Produced in 2012
Main Language - Portuguese with English subtitles
Countries & Regions - European Film
Ana Moreira, Carloto Cotta, Laura Soveral, Teresa Madruga
A rapturously eccentric delight, Tabu is a beguiling retreat into nature, Portuguese history, and the lingering mysteries of the human heart, writes Mike McCahill.
Director Miguel Gomes’ rapturously photographed, critically adored monochrome oddity establishes its eccentricity with a prologue involving a lovelorn explorer throwing himself to a crocodile, then subdivides into two parts. “A Paradise Lost” unfolds during late 2010 in Lisbon, where devout, politically active fiftysomething Pilar (Teresa Madruga) becomes entwined with Aurora (Laura Soveral), a demanding neighbour drifting into senility.
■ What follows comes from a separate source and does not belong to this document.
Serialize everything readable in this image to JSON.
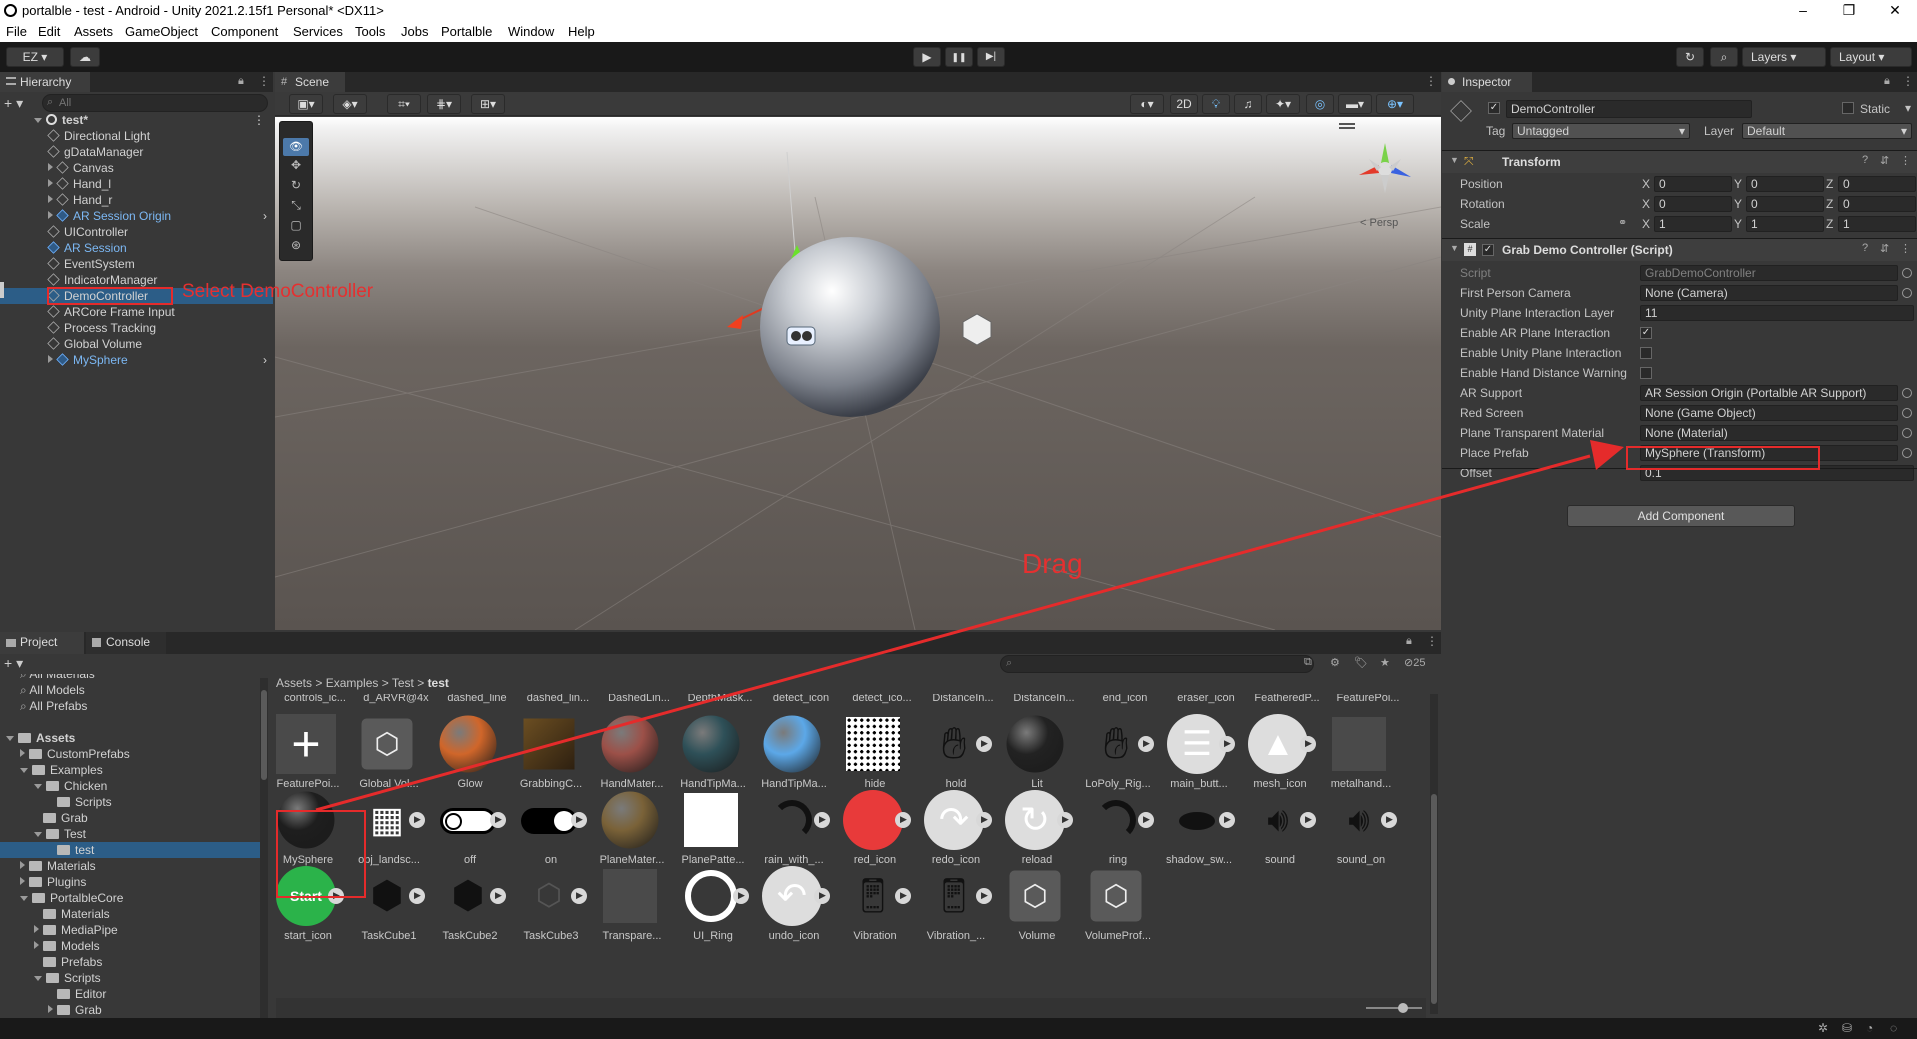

This may be Gomes’ most radical conceit, demonstrating uncommon affinity with women of a certain age sharing stories and fears over tea and cake.
In Part Two, the wordless “Paradise Found”, we learn how the younger Aurora (Ana Moreira), a married adventuress, was seduced by dashing cad Ventura (Carloto Cotta). This section aspires to the glamorous textures of Thirties melodrama, even when everyone begins lipsynching to Ramones tracks that offer puns on the plot. What it amounts to lies in the eye of the beholder, but this gorgeously ephemeral work is never less than beautiful to observe: a measured, quietly beguiling retreat from our world into nature, Portuguese history, and the lingering mysteries of the human heart.
Mike McCahill on 4th December 2012
Author of 305 reviews
After Our Beloved Month of August, Miguel Gomes returns with Tabu, an engaging, provocative and poetic film set both in Portugal and in an un-named African location.
Bearing the same title as FW Murnau's classic Tabu (1931), shot in black and white and taking place at least partly in a distant land, Gomes' third feature film is divided in two distinctive, complementary storylines.
Whilst the first part, shot in 35mm and in the present time, portrays a society wallowing in nostalgia, the second part, shot in 16mm, goes back in time and plays with history, sound and the concept of linear narration, as well as the ideas of melodrama, slapstick, passion and tragedy. Both parts feature Aurora at two different stages of her life: an older Aurora regrets a past long gone while a younger Aurora dreams of a more passionate life. A virtuoso film, Tabu also offers a reflection on Europe's colonial past.
Publisher: New Wave Films
Length: 118 mins
Format: DVD B&W
Released: 14th January 2013
Cat No: NW041
- Short Films by Miguel Gomes: A Christmas Inventory and 31 Means Trouble.